What is expected — Print the data that follows word for word, leaving out any picture.

Data records —
--- START ---

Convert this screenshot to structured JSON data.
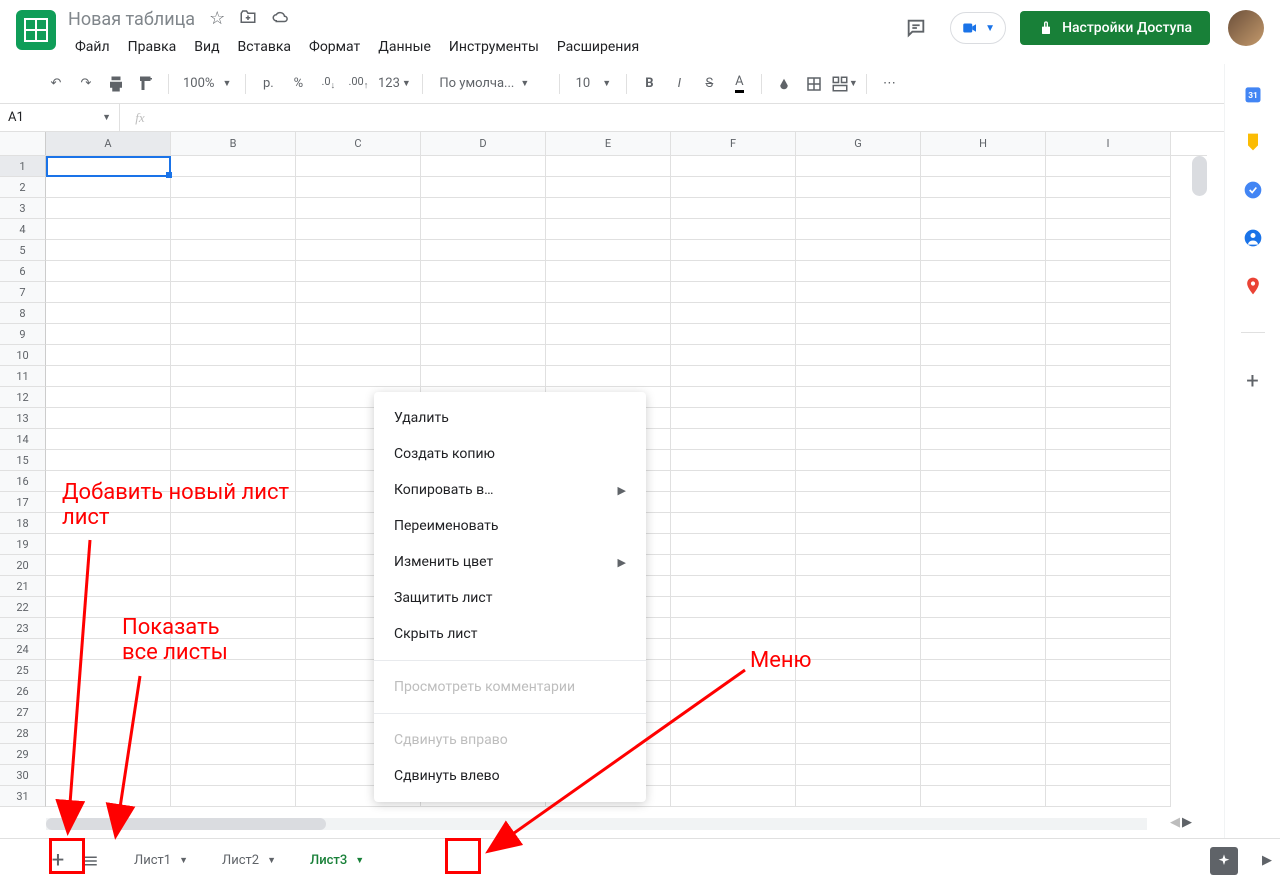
{
  "doc": {
    "title": "Новая таблица"
  },
  "menubar": [
    "Файл",
    "Правка",
    "Вид",
    "Вставка",
    "Формат",
    "Данные",
    "Инструменты",
    "Расширения"
  ],
  "share_label": "Настройки Доступа",
  "toolbar": {
    "zoom": "100%",
    "currency": "р.",
    "percent": "%",
    "dec_dec": ".0",
    "inc_dec": ".00",
    "num123": "123",
    "font": "По умолча...",
    "font_size": "10"
  },
  "namebox": "A1",
  "columns": [
    "A",
    "B",
    "C",
    "D",
    "E",
    "F",
    "G",
    "H",
    "I"
  ],
  "row_count": 31,
  "sheets": [
    "Лист1",
    "Лист2",
    "Лист3"
  ],
  "active_sheet_index": 2,
  "context_menu": [
    {
      "label": "Удалить",
      "type": "item"
    },
    {
      "label": "Создать копию",
      "type": "item"
    },
    {
      "label": "Копировать в…",
      "type": "submenu"
    },
    {
      "label": "Переименовать",
      "type": "item"
    },
    {
      "label": "Изменить цвет",
      "type": "submenu"
    },
    {
      "label": "Защитить лист",
      "type": "item"
    },
    {
      "label": "Скрыть лист",
      "type": "item"
    },
    {
      "type": "sep"
    },
    {
      "label": "Просмотреть комментарии",
      "type": "disabled"
    },
    {
      "type": "sep"
    },
    {
      "label": "Сдвинуть вправо",
      "type": "disabled"
    },
    {
      "label": "Сдвинуть влево",
      "type": "item"
    }
  ],
  "annotations": {
    "add_sheet": "Добавить новый лист",
    "all_sheets": "Показать все листы",
    "menu": "Меню"
  },
  "side_calendar_day": "31"
}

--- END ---

Output —
Convert this screenshot to structured JSON data.
{
  "doc": {
    "title": "Новая таблица"
  },
  "menubar": [
    "Файл",
    "Правка",
    "Вид",
    "Вставка",
    "Формат",
    "Данные",
    "Инструменты",
    "Расширения"
  ],
  "share_label": "Настройки Доступа",
  "toolbar": {
    "zoom": "100%",
    "currency": "р.",
    "percent": "%",
    "dec_dec": ".0",
    "inc_dec": ".00",
    "num123": "123",
    "font": "По умолча...",
    "font_size": "10"
  },
  "namebox": "A1",
  "columns": [
    "A",
    "B",
    "C",
    "D",
    "E",
    "F",
    "G",
    "H",
    "I"
  ],
  "row_count": 31,
  "sheets": [
    "Лист1",
    "Лист2",
    "Лист3"
  ],
  "active_sheet_index": 2,
  "context_menu": [
    {
      "label": "Удалить",
      "type": "item"
    },
    {
      "label": "Создать копию",
      "type": "item"
    },
    {
      "label": "Копировать в…",
      "type": "submenu"
    },
    {
      "label": "Переименовать",
      "type": "item"
    },
    {
      "label": "Изменить цвет",
      "type": "submenu"
    },
    {
      "label": "Защитить лист",
      "type": "item"
    },
    {
      "label": "Скрыть лист",
      "type": "item"
    },
    {
      "type": "sep"
    },
    {
      "label": "Просмотреть комментарии",
      "type": "disabled"
    },
    {
      "type": "sep"
    },
    {
      "label": "Сдвинуть вправо",
      "type": "disabled"
    },
    {
      "label": "Сдвинуть влево",
      "type": "item"
    }
  ],
  "annotations": {
    "add_sheet": "Добавить новый лист",
    "all_sheets": "Показать все листы",
    "menu": "Меню"
  },
  "side_calendar_day": "31"
}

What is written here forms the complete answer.